Minnesota educators often deal with job-related stress due to the nature of their field. Often, this stress may be related to concerns about job performance and job stability. Teachers, like those who work in many other professions, are required to go through a process to get an educator’s license. Most educators are aware of the possibility of having their license revoked or suspended. But teachers need to know what could lead to such an action so they’re able to protect themselves and keep their licenses intact.
License revocation or suspension
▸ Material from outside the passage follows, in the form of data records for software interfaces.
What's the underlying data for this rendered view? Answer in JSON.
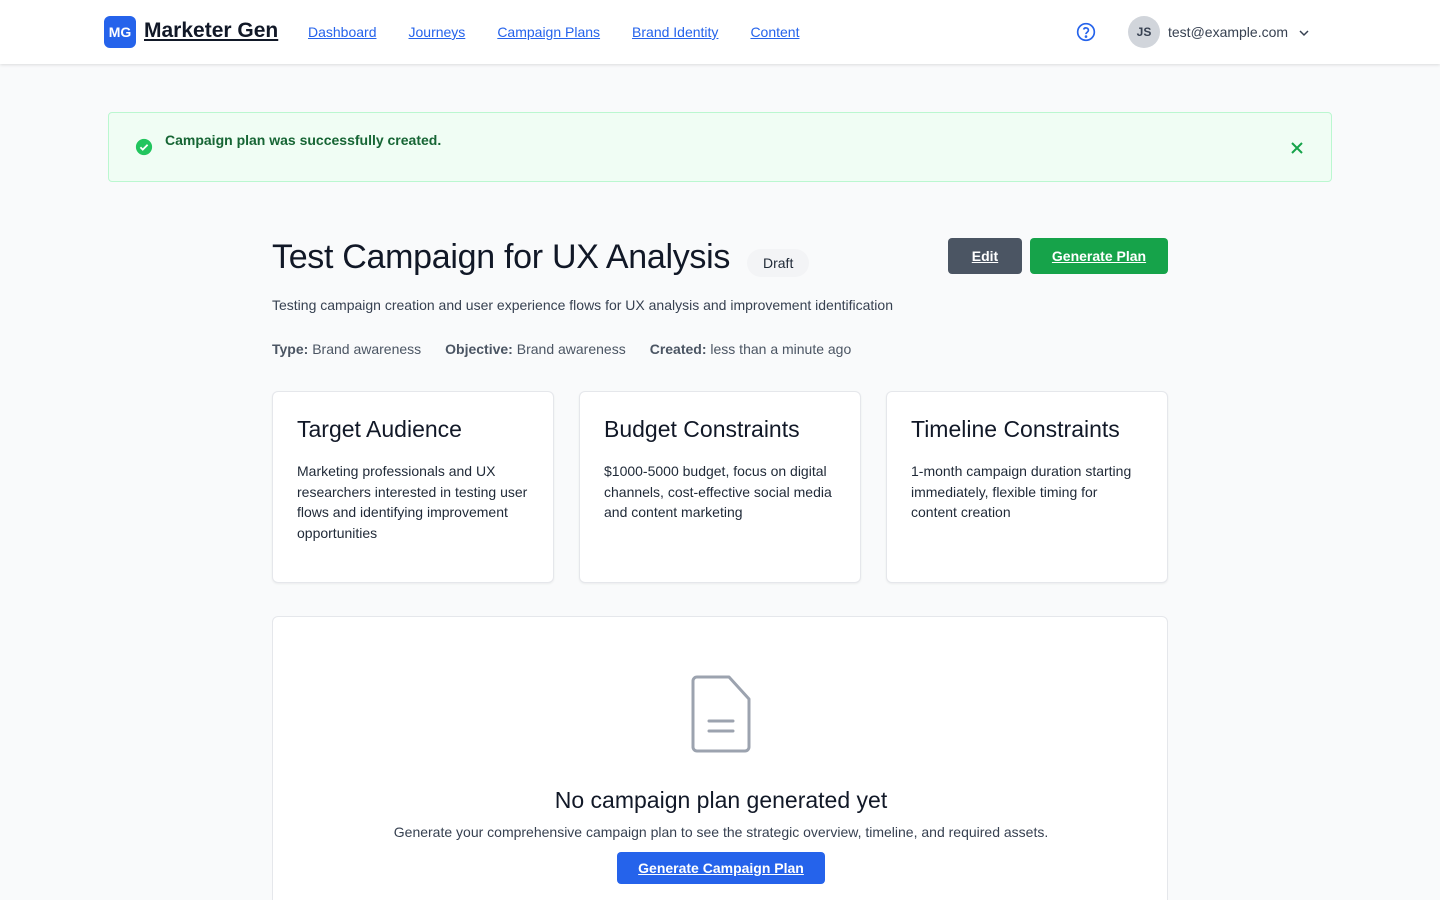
{
  "header": {
    "logo_badge": "MG",
    "logo_text": "Marketer Gen",
    "nav": [
      "Dashboard",
      "Journeys",
      "Campaign Plans",
      "Brand Identity",
      "Content"
    ],
    "user_initials": "JS",
    "user_email": "test@example.com"
  },
  "flash": {
    "message": "Campaign plan was successfully created."
  },
  "campaign": {
    "title": "Test Campaign for UX Analysis",
    "status": "Draft",
    "edit_label": "Edit",
    "generate_label": "Generate Plan",
    "description": "Testing campaign creation and user experience flows for UX analysis and improvement identification",
    "meta": {
      "type_label": "Type:",
      "type_value": "Brand awareness",
      "objective_label": "Objective:",
      "objective_value": "Brand awareness",
      "created_label": "Created:",
      "created_value": "less than a minute ago"
    }
  },
  "cards": [
    {
      "title": "Target Audience",
      "body": "Marketing professionals and UX researchers interested in testing user flows and identifying improvement opportunities"
    },
    {
      "title": "Budget Constraints",
      "body": "$1000-5000 budget, focus on digital channels, cost-effective social media and content marketing"
    },
    {
      "title": "Timeline Constraints",
      "body": "1-month campaign duration starting immediately, flexible timing for content creation"
    }
  ],
  "empty_plan": {
    "title": "No campaign plan generated yet",
    "text": "Generate your comprehensive campaign plan to see the strategic overview, timeline, and required assets.",
    "button_label": "Generate Campaign Plan"
  },
  "colors": {
    "primary": "#2563eb",
    "success": "#16a34a",
    "secondary": "#4b5563",
    "flash_bg": "#f0fdf4"
  }
}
Educators must be licensed before teaching and must renew their licenses periodically. Either the Professional Educator Licensing and Standards Board or the Board of School Administrators will have jurisdiction over a teacher’s license. If a complaint is filed against a teacher, the authoritative body may refuse to renew, suspend or revoke a license.
Complaints against teachers may involve accusations of immoral or improper behavior. A teacher’s ability to perform their duties can also be subject to complaint if someone feels that the teacher in question is not teaching effectively according to the terms of the contract. Complaints may also be issued related to fraud or misrepresentation in acquiring the license.
Seek help if a license is in question
Defending one’s teaching license can be very stressful. One may be required to present evidence to counter the accusations and it’s helpful to have an experienced attorney on one’s side during the process. Illinois teachers who are concerned about the status of their license can benefit from consulting an attorney to understand how best to defend themselves against the accusations.